▶ Assigned task
Return the following entries exactly, word for word.

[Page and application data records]
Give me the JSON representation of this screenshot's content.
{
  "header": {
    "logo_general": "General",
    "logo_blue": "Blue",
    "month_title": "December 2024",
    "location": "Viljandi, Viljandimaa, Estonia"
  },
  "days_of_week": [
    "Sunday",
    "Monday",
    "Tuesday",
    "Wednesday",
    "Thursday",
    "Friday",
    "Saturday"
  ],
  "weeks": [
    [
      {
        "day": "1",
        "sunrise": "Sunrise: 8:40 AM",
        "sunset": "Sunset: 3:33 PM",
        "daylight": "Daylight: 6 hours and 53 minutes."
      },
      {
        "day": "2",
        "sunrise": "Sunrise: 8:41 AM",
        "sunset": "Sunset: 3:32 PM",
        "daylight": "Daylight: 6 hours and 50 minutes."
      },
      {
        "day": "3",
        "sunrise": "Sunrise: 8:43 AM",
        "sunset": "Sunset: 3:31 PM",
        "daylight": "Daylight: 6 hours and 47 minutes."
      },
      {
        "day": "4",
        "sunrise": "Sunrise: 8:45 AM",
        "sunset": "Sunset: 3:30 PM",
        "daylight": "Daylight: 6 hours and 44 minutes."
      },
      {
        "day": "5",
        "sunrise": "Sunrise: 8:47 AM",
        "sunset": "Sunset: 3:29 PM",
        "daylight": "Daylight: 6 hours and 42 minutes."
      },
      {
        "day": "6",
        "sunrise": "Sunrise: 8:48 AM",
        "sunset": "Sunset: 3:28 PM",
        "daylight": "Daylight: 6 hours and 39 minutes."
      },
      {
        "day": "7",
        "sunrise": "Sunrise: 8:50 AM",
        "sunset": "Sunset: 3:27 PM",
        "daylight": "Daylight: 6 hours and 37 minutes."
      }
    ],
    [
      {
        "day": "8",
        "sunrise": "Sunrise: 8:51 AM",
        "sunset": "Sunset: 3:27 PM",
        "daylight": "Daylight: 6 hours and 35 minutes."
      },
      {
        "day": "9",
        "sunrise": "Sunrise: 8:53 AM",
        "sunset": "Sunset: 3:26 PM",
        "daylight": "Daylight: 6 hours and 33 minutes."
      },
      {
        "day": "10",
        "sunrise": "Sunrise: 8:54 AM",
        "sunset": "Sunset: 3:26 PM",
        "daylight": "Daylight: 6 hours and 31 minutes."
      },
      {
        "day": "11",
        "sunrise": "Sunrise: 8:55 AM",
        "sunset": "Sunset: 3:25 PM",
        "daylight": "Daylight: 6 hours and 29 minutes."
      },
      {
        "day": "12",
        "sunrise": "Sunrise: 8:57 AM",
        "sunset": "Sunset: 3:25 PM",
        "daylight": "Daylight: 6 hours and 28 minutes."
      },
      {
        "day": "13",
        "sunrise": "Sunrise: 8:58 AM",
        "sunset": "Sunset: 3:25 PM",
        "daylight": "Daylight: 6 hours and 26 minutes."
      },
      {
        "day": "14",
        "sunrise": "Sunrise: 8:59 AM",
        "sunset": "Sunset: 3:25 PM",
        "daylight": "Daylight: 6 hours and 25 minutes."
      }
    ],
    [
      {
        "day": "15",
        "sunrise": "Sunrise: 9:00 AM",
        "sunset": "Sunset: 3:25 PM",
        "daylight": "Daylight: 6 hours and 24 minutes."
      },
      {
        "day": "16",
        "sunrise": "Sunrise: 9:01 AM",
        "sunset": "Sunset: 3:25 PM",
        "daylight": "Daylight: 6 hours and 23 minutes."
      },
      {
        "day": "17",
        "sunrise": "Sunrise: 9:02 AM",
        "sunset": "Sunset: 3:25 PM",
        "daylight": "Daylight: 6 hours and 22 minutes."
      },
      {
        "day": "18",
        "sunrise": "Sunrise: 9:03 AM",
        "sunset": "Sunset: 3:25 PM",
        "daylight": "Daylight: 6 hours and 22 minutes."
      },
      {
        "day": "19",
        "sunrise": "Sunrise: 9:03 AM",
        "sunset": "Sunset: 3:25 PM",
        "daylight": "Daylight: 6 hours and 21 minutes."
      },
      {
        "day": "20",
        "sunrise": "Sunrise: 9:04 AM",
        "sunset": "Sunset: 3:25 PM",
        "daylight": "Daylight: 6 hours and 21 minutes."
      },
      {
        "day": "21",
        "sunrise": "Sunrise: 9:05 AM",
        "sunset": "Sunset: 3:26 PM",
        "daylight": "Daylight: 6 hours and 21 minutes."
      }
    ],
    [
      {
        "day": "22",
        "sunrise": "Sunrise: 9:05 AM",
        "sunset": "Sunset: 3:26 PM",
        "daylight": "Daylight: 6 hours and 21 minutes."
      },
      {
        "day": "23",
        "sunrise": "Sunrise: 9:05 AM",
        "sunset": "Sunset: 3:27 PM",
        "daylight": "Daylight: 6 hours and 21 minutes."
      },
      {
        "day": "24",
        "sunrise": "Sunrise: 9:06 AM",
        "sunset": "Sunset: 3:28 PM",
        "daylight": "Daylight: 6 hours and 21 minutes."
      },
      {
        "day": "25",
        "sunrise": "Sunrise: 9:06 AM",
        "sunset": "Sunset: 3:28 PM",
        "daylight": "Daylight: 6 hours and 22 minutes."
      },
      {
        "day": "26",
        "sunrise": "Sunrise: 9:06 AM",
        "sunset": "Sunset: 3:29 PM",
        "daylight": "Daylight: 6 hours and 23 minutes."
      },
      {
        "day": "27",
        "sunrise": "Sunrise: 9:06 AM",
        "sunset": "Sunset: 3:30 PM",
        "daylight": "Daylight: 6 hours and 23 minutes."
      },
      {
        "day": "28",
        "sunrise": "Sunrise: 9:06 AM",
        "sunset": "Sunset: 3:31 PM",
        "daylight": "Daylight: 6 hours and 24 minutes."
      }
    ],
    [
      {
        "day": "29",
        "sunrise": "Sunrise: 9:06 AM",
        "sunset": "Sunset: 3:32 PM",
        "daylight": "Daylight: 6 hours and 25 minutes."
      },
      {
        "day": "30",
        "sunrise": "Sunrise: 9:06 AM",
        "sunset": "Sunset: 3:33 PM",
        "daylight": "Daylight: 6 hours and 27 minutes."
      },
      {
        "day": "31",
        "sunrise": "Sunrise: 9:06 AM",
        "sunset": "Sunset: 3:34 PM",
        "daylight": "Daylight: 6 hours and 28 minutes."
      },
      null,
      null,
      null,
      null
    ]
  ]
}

▶ Written solution
Give me the JSON representation of this screenshot's content.
{
  "header": {
    "logo_general": "General",
    "logo_blue": "Blue",
    "month_title": "December 2024",
    "location": "Viljandi, Viljandimaa, Estonia"
  },
  "days_of_week": [
    "Sunday",
    "Monday",
    "Tuesday",
    "Wednesday",
    "Thursday",
    "Friday",
    "Saturday"
  ],
  "weeks": [
    [
      {
        "day": "1",
        "sunrise": "Sunrise: 8:40 AM",
        "sunset": "Sunset: 3:33 PM",
        "daylight": "Daylight: 6 hours and 53 minutes."
      },
      {
        "day": "2",
        "sunrise": "Sunrise: 8:41 AM",
        "sunset": "Sunset: 3:32 PM",
        "daylight": "Daylight: 6 hours and 50 minutes."
      },
      {
        "day": "3",
        "sunrise": "Sunrise: 8:43 AM",
        "sunset": "Sunset: 3:31 PM",
        "daylight": "Daylight: 6 hours and 47 minutes."
      },
      {
        "day": "4",
        "sunrise": "Sunrise: 8:45 AM",
        "sunset": "Sunset: 3:30 PM",
        "daylight": "Daylight: 6 hours and 44 minutes."
      },
      {
        "day": "5",
        "sunrise": "Sunrise: 8:47 AM",
        "sunset": "Sunset: 3:29 PM",
        "daylight": "Daylight: 6 hours and 42 minutes."
      },
      {
        "day": "6",
        "sunrise": "Sunrise: 8:48 AM",
        "sunset": "Sunset: 3:28 PM",
        "daylight": "Daylight: 6 hours and 39 minutes."
      },
      {
        "day": "7",
        "sunrise": "Sunrise: 8:50 AM",
        "sunset": "Sunset: 3:27 PM",
        "daylight": "Daylight: 6 hours and 37 minutes."
      }
    ],
    [
      {
        "day": "8",
        "sunrise": "Sunrise: 8:51 AM",
        "sunset": "Sunset: 3:27 PM",
        "daylight": "Daylight: 6 hours and 35 minutes."
      },
      {
        "day": "9",
        "sunrise": "Sunrise: 8:53 AM",
        "sunset": "Sunset: 3:26 PM",
        "daylight": "Daylight: 6 hours and 33 minutes."
      },
      {
        "day": "10",
        "sunrise": "Sunrise: 8:54 AM",
        "sunset": "Sunset: 3:26 PM",
        "daylight": "Daylight: 6 hours and 31 minutes."
      },
      {
        "day": "11",
        "sunrise": "Sunrise: 8:55 AM",
        "sunset": "Sunset: 3:25 PM",
        "daylight": "Daylight: 6 hours and 29 minutes."
      },
      {
        "day": "12",
        "sunrise": "Sunrise: 8:57 AM",
        "sunset": "Sunset: 3:25 PM",
        "daylight": "Daylight: 6 hours and 28 minutes."
      },
      {
        "day": "13",
        "sunrise": "Sunrise: 8:58 AM",
        "sunset": "Sunset: 3:25 PM",
        "daylight": "Daylight: 6 hours and 26 minutes."
      },
      {
        "day": "14",
        "sunrise": "Sunrise: 8:59 AM",
        "sunset": "Sunset: 3:25 PM",
        "daylight": "Daylight: 6 hours and 25 minutes."
      }
    ],
    [
      {
        "day": "15",
        "sunrise": "Sunrise: 9:00 AM",
        "sunset": "Sunset: 3:25 PM",
        "daylight": "Daylight: 6 hours and 24 minutes."
      },
      {
        "day": "16",
        "sunrise": "Sunrise: 9:01 AM",
        "sunset": "Sunset: 3:25 PM",
        "daylight": "Daylight: 6 hours and 23 minutes."
      },
      {
        "day": "17",
        "sunrise": "Sunrise: 9:02 AM",
        "sunset": "Sunset: 3:25 PM",
        "daylight": "Daylight: 6 hours and 22 minutes."
      },
      {
        "day": "18",
        "sunrise": "Sunrise: 9:03 AM",
        "sunset": "Sunset: 3:25 PM",
        "daylight": "Daylight: 6 hours and 22 minutes."
      },
      {
        "day": "19",
        "sunrise": "Sunrise: 9:03 AM",
        "sunset": "Sunset: 3:25 PM",
        "daylight": "Daylight: 6 hours and 21 minutes."
      },
      {
        "day": "20",
        "sunrise": "Sunrise: 9:04 AM",
        "sunset": "Sunset: 3:25 PM",
        "daylight": "Daylight: 6 hours and 21 minutes."
      },
      {
        "day": "21",
        "sunrise": "Sunrise: 9:05 AM",
        "sunset": "Sunset: 3:26 PM",
        "daylight": "Daylight: 6 hours and 21 minutes."
      }
    ],
    [
      {
        "day": "22",
        "sunrise": "Sunrise: 9:05 AM",
        "sunset": "Sunset: 3:26 PM",
        "daylight": "Daylight: 6 hours and 21 minutes."
      },
      {
        "day": "23",
        "sunrise": "Sunrise: 9:05 AM",
        "sunset": "Sunset: 3:27 PM",
        "daylight": "Daylight: 6 hours and 21 minutes."
      },
      {
        "day": "24",
        "sunrise": "Sunrise: 9:06 AM",
        "sunset": "Sunset: 3:28 PM",
        "daylight": "Daylight: 6 hours and 21 minutes."
      },
      {
        "day": "25",
        "sunrise": "Sunrise: 9:06 AM",
        "sunset": "Sunset: 3:28 PM",
        "daylight": "Daylight: 6 hours and 22 minutes."
      },
      {
        "day": "26",
        "sunrise": "Sunrise: 9:06 AM",
        "sunset": "Sunset: 3:29 PM",
        "daylight": "Daylight: 6 hours and 23 minutes."
      },
      {
        "day": "27",
        "sunrise": "Sunrise: 9:06 AM",
        "sunset": "Sunset: 3:30 PM",
        "daylight": "Daylight: 6 hours and 23 minutes."
      },
      {
        "day": "28",
        "sunrise": "Sunrise: 9:06 AM",
        "sunset": "Sunset: 3:31 PM",
        "daylight": "Daylight: 6 hours and 24 minutes."
      }
    ],
    [
      {
        "day": "29",
        "sunrise": "Sunrise: 9:06 AM",
        "sunset": "Sunset: 3:32 PM",
        "daylight": "Daylight: 6 hours and 25 minutes."
      },
      {
        "day": "30",
        "sunrise": "Sunrise: 9:06 AM",
        "sunset": "Sunset: 3:33 PM",
        "daylight": "Daylight: 6 hours and 27 minutes."
      },
      {
        "day": "31",
        "sunrise": "Sunrise: 9:06 AM",
        "sunset": "Sunset: 3:34 PM",
        "daylight": "Daylight: 6 hours and 28 minutes."
      },
      null,
      null,
      null,
      null
    ]
  ]
}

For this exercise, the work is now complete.